“Laughter Against the Machine: Guerrilla Stand-Up Comedy Fourth Annual New Year’s Eve” Phoenix Theatre, 414 Mason, Sixth Flr, SF; Thurs-Sat, 7pm (also Fri/30, 9:30pm; Sat/31, 10pm). $20-25. W. Kamau Bell, Nato Green, and Janine Brito perform their trademark brand of socially-conscious comedy.

“Magic and More New Year’s Eve with Frisco Fred” Actors Theatre of San Francisco, 855 Bush, SF; Sat, 7:30pm. $40. Family-friendly variety show starring comedian and circus performer Frisco Fred.

“Not Your Normal New Year’s Eve” Herbst Theatre, 401 Van Ness, SF; Sat, 8pm. $25-59. Cutting-edge comedy with Brent Weinbach, Jill Bourque, Kevin Camia, and more, plus live music and a balloon drop.

“Picklewater Clown Cabaret presents a Prescott Circus Fundraiser” StageWerx, 446 Valencia, SF; Mon, 7 and 9pm. $15. Clowns helping clowns!

“Qcomedy Showcase” Martuni’s, 4 Valencia, SF; Mon, 8pm. $5-15. With comedians Justin Lucas, Simone Campbell, Jennifer Dronsky, and guest host Pippi Lovestocking.

“A San Francisco New Year’s Comedy Show” Actors Theatre of San Francisco, 855 Bush, SF; Sat, 10pm, $40. With headliner Will Franken.

“Santaland Diaries” Eureka Theatre, 215 Jackson, SF; Wed/28-Fri/30, 8pm. $20-50. Combined Artform presents David Sedaris’ holiday comedy.

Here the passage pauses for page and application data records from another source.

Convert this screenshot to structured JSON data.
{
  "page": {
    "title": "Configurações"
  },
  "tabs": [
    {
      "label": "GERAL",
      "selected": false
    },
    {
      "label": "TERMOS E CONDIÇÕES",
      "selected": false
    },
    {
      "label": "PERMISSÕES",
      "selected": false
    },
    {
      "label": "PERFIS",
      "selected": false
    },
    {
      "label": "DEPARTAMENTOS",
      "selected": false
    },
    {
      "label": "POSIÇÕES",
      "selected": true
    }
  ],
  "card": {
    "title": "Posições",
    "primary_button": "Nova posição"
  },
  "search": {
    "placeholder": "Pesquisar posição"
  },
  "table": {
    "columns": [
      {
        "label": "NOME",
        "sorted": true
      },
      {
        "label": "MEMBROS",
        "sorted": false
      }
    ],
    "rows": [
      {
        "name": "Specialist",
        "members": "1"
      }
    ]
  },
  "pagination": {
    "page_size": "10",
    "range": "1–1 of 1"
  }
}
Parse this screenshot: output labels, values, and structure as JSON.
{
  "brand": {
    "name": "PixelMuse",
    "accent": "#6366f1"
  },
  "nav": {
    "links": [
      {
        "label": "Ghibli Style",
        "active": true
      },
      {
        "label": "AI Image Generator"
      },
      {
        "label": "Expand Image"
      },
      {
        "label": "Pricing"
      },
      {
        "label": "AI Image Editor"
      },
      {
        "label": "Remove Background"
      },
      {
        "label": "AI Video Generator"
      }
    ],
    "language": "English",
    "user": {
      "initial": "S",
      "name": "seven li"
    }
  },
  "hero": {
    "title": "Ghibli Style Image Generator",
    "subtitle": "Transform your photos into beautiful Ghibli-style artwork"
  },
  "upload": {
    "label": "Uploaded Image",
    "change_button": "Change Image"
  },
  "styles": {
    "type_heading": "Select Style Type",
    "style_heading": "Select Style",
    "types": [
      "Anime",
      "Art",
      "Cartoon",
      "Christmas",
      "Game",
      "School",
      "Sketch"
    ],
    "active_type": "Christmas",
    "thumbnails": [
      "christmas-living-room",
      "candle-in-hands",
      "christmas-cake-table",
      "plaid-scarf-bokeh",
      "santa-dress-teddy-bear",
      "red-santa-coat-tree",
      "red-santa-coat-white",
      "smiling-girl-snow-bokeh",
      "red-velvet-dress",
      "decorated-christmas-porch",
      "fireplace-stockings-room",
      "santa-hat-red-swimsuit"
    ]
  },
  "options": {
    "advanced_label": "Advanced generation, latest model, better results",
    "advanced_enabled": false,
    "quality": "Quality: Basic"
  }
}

“Yes Sweet Can” Dance Mission Theater, 3316 24th St, SF; (415) 225-7281, Wed/28-Thurs/29, 2:30 and 4:30pm; Fri/30, 4 and 8pm; Sat/31-Sun/1, 2pm. $15-60. Sweet Can Productions presents an hourlong extravaganza of circus arts for the holidays.